13th Regional Seminar for Labour-Based Practitioners and Policy Makers

Theme of the seminar: 'Employment Intensive Approach in the Construction Sector - A Catalyst for Achieving Prosperity for All'

The five-day 13th International Labour Organization (ILO) Regional Seminar for Labour- Based Practitioners was held from 30th November to 4th December 2009 in Kampala, Uganda. The seminar was organized by Ministry of Works and Transport on behalf of the Government of the Republic of Uganda, in collaboration with the International Labour Organization.

The theme of the seminar, “Employment Intensive Approach in the Construction Sector - A Catalyst for Achieving Prosperity for All,” is not only relevant to Uganda today but the entire developing world. “Prosperity for All” is a Uganda Government catch word used in reference to a programme that aims to increase household incomes as a strategy of reducing poverty levels in the country. Started in 2006, the programme envisions transforming Uganda from a pre - industrial economy to an industrial economy where each Ministry is tasked with incorporating this component in the work plans. Through a labour - intensive approach to construction works, the Ministry of Works and Transport (MoWT) hopes to implement this programme successfully.

A total of 331 local and international delegates from 27 countries attended the seminar and by the end of the event, a total of 12 educative papers by experts with hands-on experience from the field had been presented in the plenary sessions. Specialists on different aspects of labour-intensive contributions to infrastructural investments delivered the papers. After presentation of each paper, discussions were held to enable delegates to share experiences and challenges in their countries. Through these discussions, strengths and weaknesses were identified in the field presented and appropriate recommendations made.

The seminar provided the delegates with the opportunity to review the objectives set at the last seminar held in Durban in 2007, and to assess progress in implementation. Ministers from Angola, Botswana, Lesotho, Malawi, Mozambique, Namibia, South Africa, Swaziland, Tanzania, Zambia and Zimbabwe participated in the Regional Seminar, along with the Deputy Minister of Roads and Public Works from the Republic of South Africa, the previous seminar host country.

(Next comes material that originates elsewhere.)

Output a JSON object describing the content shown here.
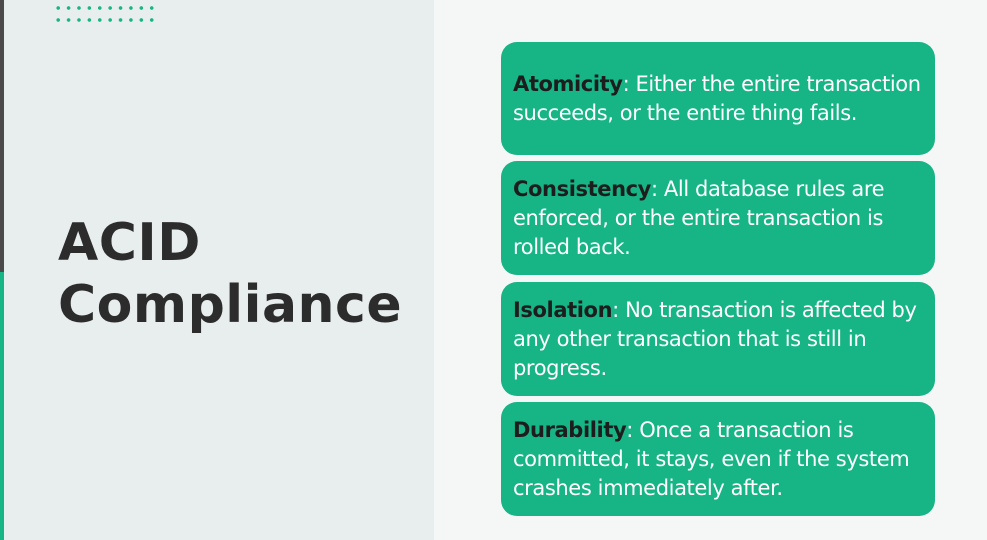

A Labour-intensive approach is one of the strategies in the country’s plans to achieve its development goals. Uganda possesses a large pool of labour resource (albeit not skilled) which, if properly harnessed, could help the country achieve prosperity.
The key issue of the seminar was to consider employment creation and poverty alleviation in the context of labour-intensive technologies as a means to provide a structural and long-term intervention to address unemployment and underemployment in developing countries. The sessions provided labour-based practitioners with an opportunity to share their experiences and also provided a platform for delegates to exchange views on possible solutions for increasing the impact of investments and Government programmes on employment creation.

The seminar thus marked a shift of focus beyond mere promotion of labour-based technologies, to a focus on increasing the employment impact of public sector investments and programmes in particular. In addition to best practices, the manner in which political commitments were linked to concrete outcomes was also examined.

The Ministers Statement was read to the delegates on the second day of seminar and important to note is that the Ministers committed themselves to popularising the use of labour-based techniques in their respective countries. The Ministerial delegation toured a model farm (Katende-Harambe Agro-based Training Centre) in Namugongo, off Kampala-Jinja Road, which is on the outskirts of Kampala before they travelled to Mbale in Eastern Uganda for a field trip with other delegates.

Delegates toured two “Prosperity for All” agricultural projects, a labour-based model road which was under construction by MELTC and the Mt. Elgon Labour-Based Training Centre (LBT) in Mbale. (The training centre is under the Ministry of Works and Transport). This gave them an opportunity to appreciate the seminar theme by personally observing the works that had been undertaken by MoWT in terms of encouraging LBT practices.

At the end of the seminar, an evaluation was done by delegates through a questionnaire. The results showed that the general rating of the whole seminar, the delegates’ appreciation for the papers that were presented as well as the overall organisation of the seminar. The Kampala Statement was passed and adopted by the delegates. Ghana was elected to host the 14th ILO Regional Seminar.